▽

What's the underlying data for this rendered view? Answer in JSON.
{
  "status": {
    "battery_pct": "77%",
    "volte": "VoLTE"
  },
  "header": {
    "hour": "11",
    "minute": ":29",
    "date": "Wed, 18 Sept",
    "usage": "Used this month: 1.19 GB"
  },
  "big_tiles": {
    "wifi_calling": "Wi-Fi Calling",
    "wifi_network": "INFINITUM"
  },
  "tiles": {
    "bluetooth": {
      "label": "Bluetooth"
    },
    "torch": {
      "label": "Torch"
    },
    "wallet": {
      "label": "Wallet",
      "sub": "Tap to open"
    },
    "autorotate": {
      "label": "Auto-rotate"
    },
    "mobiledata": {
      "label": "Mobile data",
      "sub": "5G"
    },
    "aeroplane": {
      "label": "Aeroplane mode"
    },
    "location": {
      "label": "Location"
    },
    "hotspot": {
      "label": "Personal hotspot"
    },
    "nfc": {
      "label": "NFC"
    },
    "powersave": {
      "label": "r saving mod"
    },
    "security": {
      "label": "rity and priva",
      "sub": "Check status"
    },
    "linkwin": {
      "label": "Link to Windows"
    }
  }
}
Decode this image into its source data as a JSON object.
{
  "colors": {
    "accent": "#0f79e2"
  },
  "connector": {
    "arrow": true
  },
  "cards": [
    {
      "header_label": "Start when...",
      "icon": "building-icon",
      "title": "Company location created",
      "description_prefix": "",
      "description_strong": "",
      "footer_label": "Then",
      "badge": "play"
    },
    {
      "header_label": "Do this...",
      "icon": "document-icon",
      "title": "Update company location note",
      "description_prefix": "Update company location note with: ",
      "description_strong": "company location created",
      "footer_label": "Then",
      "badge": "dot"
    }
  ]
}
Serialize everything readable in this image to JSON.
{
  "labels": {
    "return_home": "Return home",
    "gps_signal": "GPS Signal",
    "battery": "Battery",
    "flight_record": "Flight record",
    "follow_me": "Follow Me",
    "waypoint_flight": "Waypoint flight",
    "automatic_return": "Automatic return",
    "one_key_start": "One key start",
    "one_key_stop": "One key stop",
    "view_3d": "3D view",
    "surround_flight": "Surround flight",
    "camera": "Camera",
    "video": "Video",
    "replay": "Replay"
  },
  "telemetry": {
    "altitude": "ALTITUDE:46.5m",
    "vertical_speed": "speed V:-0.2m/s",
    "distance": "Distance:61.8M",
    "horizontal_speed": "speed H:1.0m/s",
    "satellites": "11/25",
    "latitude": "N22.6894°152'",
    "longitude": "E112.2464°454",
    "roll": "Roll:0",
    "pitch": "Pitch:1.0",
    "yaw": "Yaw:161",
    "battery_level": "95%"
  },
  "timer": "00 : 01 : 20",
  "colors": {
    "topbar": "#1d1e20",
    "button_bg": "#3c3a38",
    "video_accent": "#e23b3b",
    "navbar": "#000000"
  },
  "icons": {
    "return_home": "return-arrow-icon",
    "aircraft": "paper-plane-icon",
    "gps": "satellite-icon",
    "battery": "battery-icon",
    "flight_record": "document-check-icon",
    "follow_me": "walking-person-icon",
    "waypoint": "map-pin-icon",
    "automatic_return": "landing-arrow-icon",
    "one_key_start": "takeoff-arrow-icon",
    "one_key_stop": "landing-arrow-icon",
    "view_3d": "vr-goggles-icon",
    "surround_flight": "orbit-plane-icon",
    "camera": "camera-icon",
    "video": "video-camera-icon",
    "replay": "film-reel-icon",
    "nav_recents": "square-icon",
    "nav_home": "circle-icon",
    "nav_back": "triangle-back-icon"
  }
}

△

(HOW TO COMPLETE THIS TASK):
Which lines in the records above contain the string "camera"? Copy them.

(PROBLEM SOLUTION):
    "camera": "Camera",
    "camera": "camera-icon",
    "video": "video-camera-icon",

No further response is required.